• EXERCISE: Go through the records, and copy each line in which the string "from" is present.

• DATA SUPPLIED:
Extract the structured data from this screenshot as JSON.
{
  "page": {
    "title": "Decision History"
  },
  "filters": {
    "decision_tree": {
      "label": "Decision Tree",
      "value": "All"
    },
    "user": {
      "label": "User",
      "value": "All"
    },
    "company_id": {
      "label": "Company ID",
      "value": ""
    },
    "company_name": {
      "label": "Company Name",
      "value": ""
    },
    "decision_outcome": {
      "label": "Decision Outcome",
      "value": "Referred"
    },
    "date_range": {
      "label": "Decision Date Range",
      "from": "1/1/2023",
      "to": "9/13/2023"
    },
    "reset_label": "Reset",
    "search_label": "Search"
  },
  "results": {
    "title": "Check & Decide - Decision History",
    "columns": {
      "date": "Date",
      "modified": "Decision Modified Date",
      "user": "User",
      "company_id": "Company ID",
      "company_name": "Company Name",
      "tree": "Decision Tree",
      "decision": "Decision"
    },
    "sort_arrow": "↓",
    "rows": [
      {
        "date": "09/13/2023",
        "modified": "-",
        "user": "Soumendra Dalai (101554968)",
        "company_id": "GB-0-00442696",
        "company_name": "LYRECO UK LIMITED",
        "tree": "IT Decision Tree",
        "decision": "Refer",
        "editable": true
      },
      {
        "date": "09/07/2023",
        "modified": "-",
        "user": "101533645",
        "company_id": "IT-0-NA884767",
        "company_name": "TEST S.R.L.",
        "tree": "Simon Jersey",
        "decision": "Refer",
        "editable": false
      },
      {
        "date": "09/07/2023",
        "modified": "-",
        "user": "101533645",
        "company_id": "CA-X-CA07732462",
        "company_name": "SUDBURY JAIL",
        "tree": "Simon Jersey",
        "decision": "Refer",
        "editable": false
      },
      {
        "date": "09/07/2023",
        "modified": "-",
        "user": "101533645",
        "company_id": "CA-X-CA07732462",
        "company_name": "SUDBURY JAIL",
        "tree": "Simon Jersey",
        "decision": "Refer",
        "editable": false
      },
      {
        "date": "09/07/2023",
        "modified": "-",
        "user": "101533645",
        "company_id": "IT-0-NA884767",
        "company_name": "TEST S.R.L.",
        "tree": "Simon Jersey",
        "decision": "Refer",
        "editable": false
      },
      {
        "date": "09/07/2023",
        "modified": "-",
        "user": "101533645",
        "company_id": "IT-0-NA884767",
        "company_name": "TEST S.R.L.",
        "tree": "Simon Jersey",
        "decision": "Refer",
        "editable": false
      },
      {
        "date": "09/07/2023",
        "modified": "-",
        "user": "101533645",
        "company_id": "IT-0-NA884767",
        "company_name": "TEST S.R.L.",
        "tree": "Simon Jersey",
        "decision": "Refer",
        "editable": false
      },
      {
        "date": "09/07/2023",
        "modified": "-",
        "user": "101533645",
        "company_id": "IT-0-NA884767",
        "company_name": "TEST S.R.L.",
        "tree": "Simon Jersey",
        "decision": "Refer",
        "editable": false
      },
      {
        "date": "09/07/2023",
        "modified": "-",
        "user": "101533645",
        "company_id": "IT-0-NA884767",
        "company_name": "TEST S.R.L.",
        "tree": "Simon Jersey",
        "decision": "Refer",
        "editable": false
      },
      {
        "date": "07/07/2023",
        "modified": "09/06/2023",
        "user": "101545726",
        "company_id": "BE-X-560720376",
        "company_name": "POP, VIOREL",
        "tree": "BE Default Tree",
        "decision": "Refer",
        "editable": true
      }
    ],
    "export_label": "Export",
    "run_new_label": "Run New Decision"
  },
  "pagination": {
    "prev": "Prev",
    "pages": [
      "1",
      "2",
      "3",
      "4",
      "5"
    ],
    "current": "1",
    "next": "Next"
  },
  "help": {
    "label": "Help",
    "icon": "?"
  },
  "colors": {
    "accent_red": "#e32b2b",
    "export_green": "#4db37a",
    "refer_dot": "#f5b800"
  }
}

• WRITTEN SOLUTION:
Extract the structured data from this screenshot as JSON.
      "from": "1/1/2023",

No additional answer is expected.